---------- RECORDS FOR THE EXERCISE

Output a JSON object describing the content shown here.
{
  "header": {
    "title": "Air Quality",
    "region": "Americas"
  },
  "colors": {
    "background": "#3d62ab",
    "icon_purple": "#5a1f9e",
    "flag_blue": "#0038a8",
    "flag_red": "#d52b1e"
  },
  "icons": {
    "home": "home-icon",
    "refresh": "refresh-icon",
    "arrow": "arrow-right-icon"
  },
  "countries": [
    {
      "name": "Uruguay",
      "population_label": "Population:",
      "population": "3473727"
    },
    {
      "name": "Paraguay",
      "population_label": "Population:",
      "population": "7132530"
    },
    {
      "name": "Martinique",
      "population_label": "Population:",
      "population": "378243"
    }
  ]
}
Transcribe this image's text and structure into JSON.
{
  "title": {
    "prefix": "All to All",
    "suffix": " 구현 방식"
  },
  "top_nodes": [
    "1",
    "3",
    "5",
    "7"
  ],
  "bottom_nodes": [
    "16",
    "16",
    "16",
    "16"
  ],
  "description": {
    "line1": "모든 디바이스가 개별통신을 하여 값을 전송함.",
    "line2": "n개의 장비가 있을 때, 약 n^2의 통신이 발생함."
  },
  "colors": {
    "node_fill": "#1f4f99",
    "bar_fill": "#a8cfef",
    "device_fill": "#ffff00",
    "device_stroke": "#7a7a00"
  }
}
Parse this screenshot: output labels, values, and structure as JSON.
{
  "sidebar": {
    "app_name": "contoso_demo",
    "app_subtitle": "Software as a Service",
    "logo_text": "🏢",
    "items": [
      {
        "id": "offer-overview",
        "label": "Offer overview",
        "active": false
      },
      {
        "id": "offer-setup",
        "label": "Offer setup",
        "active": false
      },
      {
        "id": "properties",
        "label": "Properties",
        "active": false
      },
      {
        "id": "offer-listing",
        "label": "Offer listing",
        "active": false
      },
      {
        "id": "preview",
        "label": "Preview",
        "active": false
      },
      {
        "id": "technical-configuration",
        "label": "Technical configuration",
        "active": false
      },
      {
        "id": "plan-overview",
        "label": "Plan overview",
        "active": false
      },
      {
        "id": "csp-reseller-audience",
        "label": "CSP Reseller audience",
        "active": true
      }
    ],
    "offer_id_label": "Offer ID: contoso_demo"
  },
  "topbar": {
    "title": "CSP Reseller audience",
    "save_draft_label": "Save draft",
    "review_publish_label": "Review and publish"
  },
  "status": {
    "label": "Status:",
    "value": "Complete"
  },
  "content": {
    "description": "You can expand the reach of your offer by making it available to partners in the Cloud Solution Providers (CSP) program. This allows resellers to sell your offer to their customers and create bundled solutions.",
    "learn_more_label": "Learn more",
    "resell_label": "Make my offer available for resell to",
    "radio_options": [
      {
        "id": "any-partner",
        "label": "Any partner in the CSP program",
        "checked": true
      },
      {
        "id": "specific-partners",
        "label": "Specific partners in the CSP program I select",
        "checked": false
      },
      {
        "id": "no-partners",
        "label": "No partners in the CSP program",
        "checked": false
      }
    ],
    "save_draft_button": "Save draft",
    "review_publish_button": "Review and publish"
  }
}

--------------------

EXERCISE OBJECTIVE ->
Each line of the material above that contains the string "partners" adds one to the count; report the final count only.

ANSWER TO THIS TASK ->
5